Psychedelic drug use may be about as common now in the United States as it was in the 1960s generation, according to new data analysis. It seems that young Americans today are as apt to use substances like LSD and psilocybin during their lifetimes as their baby boomer parents were in their heyday.
Hallucinogens like LSD (lysergic acid diethylamide), psilocybin ("magic mushrooms"), mescaline, and peyote were popularized by countercultural members of the American "baby boom" generation during the 1960s, promoted as a means of expanding consciousness and introspection.
Such substances alter mood and perception by stimulating brain receptors of the neurotransmitter serotonin, which can cause hallucinations, sensory distortions, confusion, and intense emotions. They are valued by recreational users for what LSD inventor Albert Hoffman called "an inner joy" and "open mindedness."
In the United States, such drugs have been banned as Schedule I controlled substances since the Controlled Substances Act of 1970, which found no medical value and a high potential for abuse in psychedelics.
In recent years, however, researchers have identified psychedelic drugs as promising therapeutic agents for conditions as varied as alcoholism, PTSD, major depression, anxiety, and impending death. Activists suggest that laws restricting their use were a hasty reaction to the cultural upheaval of the 1960s, and should be revised in light of their apparent scientific merit.

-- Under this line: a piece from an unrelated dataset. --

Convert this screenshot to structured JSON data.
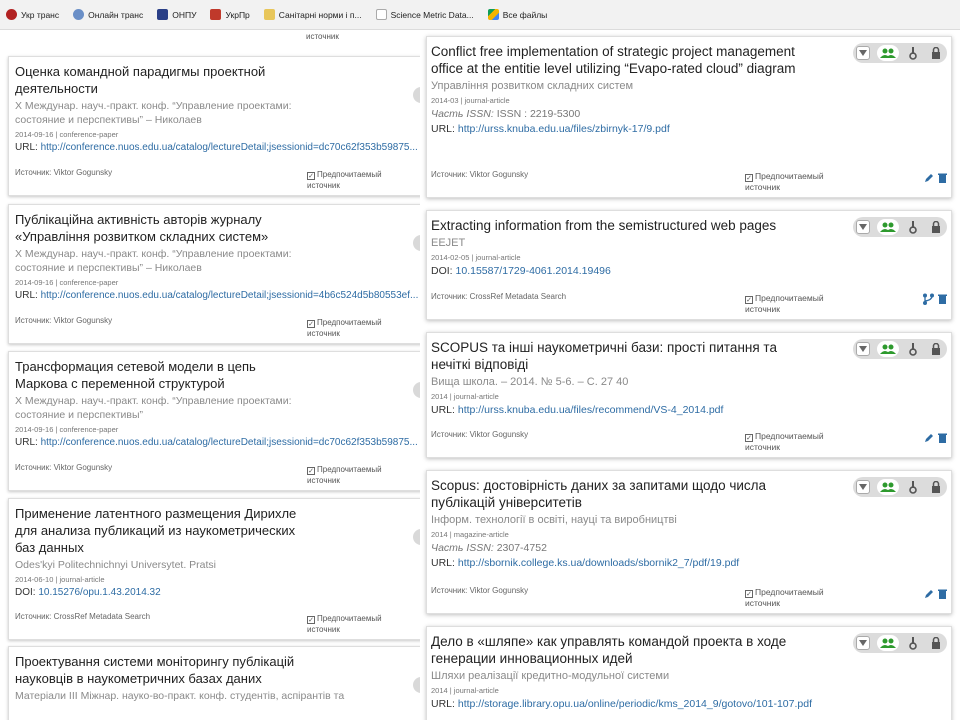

Neuroscientists from the Norwegian University of Science and Technology decided to investigate how the prevalence of recreational psychedelic drug use has persisted in the United States over time, despite such restrictive laws.
In their research, they distinguished the use of psychedelics like LSD, psilocybin, and mescaline, which have similar effects because they act primarily on the serotonin 2A receptor in the brain, from other drugs commonly called hallucinogens like MDMA ("ecstasy) or ketamine, which have different mechanisms of action.

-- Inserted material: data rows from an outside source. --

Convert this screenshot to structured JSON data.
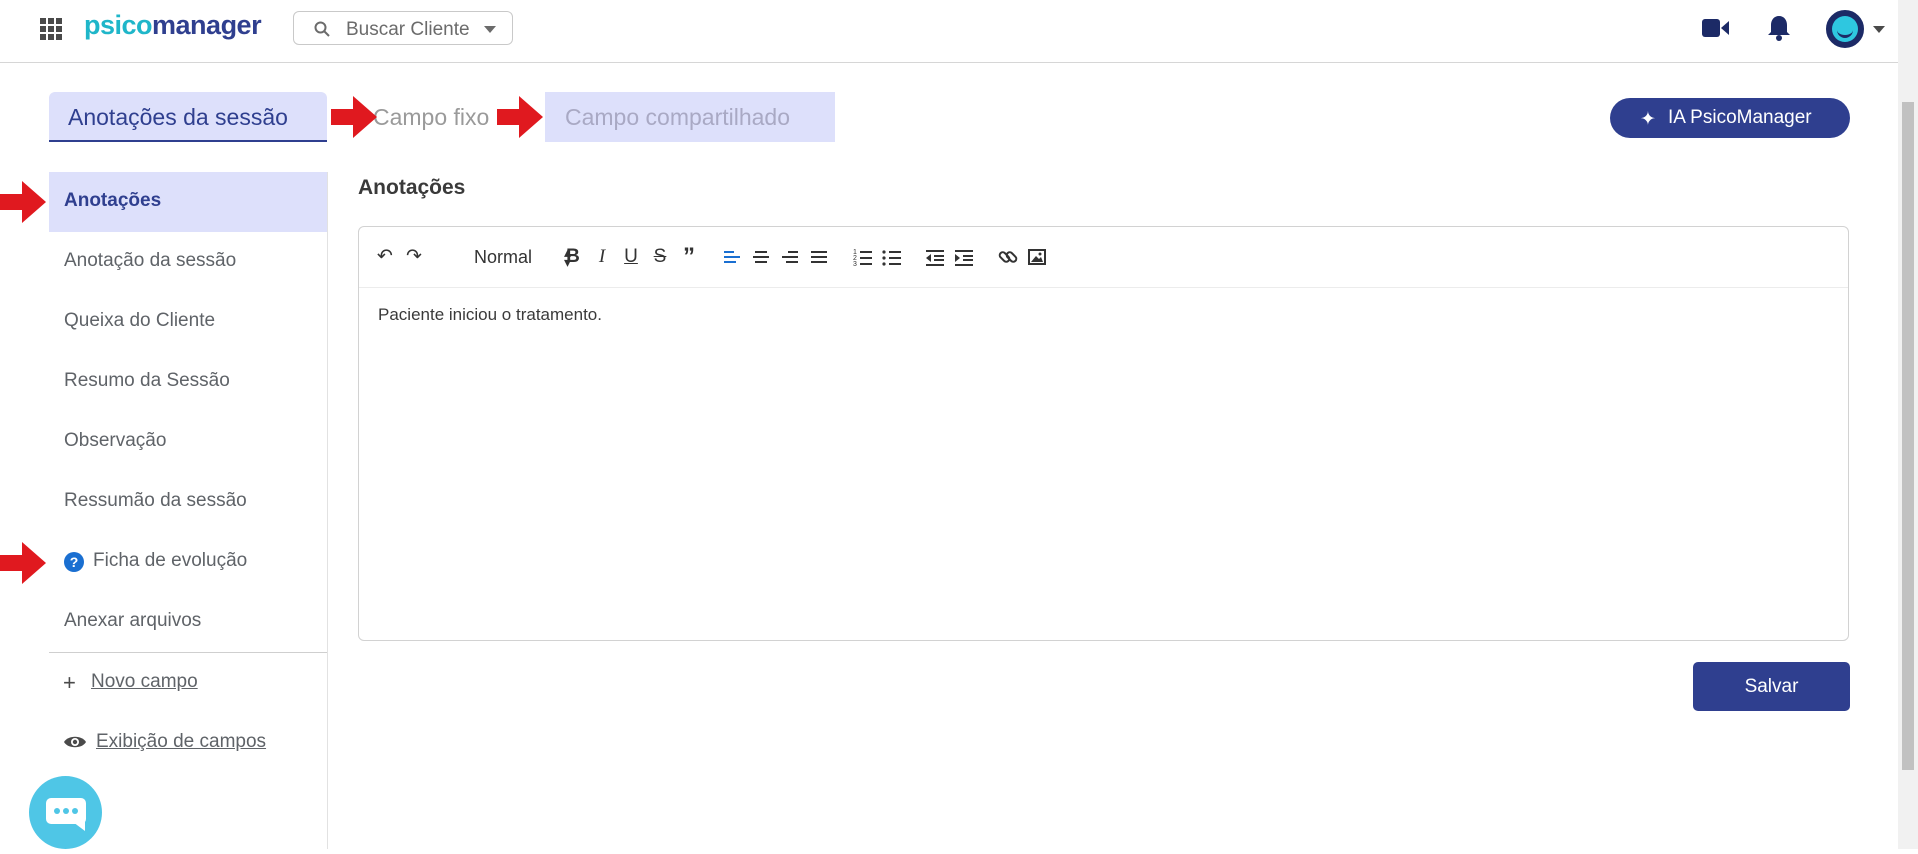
{
  "header": {
    "logo_part1": "psico",
    "logo_part2": "manager",
    "search_placeholder": "Buscar Cliente",
    "icons": [
      "apps-grid-icon",
      "search-icon",
      "video-camera-icon",
      "bell-icon",
      "avatar",
      "chevron-down-icon"
    ]
  },
  "tabs": {
    "active": "Anotações da sessão",
    "fixed": "Campo fixo",
    "shared": "Campo compartilhado"
  },
  "ai_button": {
    "label": "IA PsicoManager",
    "icon": "sparkle-icon"
  },
  "sidebar": {
    "items": [
      {
        "label": "Anotações",
        "active": true
      },
      {
        "label": "Anotação da sessão",
        "active": false
      },
      {
        "label": "Queixa do Cliente",
        "active": false
      },
      {
        "label": "Resumo da Sessão",
        "active": false
      },
      {
        "label": "Observação",
        "active": false
      },
      {
        "label": "Ressumão da sessão",
        "active": false
      },
      {
        "label": "Ficha de evolução",
        "active": false,
        "icon": "help-icon"
      },
      {
        "label": "Anexar arquivos",
        "active": false
      }
    ],
    "new_field": "Novo campo",
    "show_fields": "Exibição de campos"
  },
  "editor": {
    "title": "Anotações",
    "format": "Normal",
    "content": "Paciente iniciou o tratamento."
  },
  "save_label": "Salvar",
  "colors": {
    "brand_primary": "#2f3f8f",
    "brand_accent": "#1fb6c9",
    "active_bg": "#dde0fb",
    "annotation_arrow": "#e0191f"
  }
}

"Psychedelics are different from other drugs, in that they are not known to be physically harmful or cause addiction or compulsive use," said researchers Teri S Krebs and Pål-Ørjan Johansen in a news release. "Experts agree that psychedelics are less harmful than alcohol and most other recreational drugs, although psychedelics can elicit anxiety and confusion during the drug effects."
They examined data from the 2010 National Survey on Drug Use and Health (NSDUH), which surveyed 57,873 randomly selected Americans about their drug history, in order to determine the lifetime use of psychedelic drugs in that representative sample of the American population.

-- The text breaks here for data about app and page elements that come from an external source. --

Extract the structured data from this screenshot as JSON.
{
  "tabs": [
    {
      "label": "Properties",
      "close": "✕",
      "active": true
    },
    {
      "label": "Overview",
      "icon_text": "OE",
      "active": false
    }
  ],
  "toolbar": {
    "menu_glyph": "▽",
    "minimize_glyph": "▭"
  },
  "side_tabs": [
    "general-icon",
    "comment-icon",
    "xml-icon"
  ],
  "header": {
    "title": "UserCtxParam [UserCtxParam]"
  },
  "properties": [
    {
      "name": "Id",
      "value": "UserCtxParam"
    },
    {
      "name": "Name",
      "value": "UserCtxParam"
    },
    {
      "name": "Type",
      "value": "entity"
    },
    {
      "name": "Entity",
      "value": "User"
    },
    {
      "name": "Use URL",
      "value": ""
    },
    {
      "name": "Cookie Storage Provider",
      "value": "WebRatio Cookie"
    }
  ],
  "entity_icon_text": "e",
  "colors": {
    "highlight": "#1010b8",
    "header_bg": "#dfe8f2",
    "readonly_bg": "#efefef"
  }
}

The results, published in F1000Research last month, indicate that about 32 million Americans have used any psychedelic drugs at least once in their lifetimes— about 17 percent of all American adults between the ages of 21 and 64. The survey data do not specify when in their lifetimes respondents used such drugs.
"Overall rates of lifetime psychedelic use are roughly the same among the 'baby boomers' and younger adults," wrote the researchers, and the drugs continue to be widely used in the United States and worldwide.
Lifetime psychedelic drug use among baby boomers aged 50 to 64 was on par with that of younger adults aged 21 to 25, about 15 percent. The highest rate was among adults aged 30 to 34- over 20 percent. Adults over the age of 65 largely missed the advent of psychedelic drugs in popular culture, since only 1 percent reported using them.
Men were more likely to have used psychedelics than women, regardless of age categories.
There were, however, generational differences in the types of psychedelic drugs most commonly used. LSD, mescaline, and peyote were more common among older adults, while younger adults were more likely to use psilocybin mushrooms.
The researchers attribute the difference to the rising worldwide use of psilocybin since the 1970s. A 2009 paper suggested that this increase is due to the wide availability of information about how to cultivate the mushrooms, compared to what previous generations had access to.
Krebs and Johansen conclude that psychedelic drugs have not declined in popularity among young Americans since the 1960s. Their conclusion seems to highlight the value of recreational use over scientific potential:
"People often report mystical experiences as a major reason for using psychedelics," they said in the news release. "Archaeological evidence shows that psychedelic plants have been used in the Americas for over 5000 years, and currently around 300,000 people in the US enjoy a recognized religious freedom right to use psychedelics."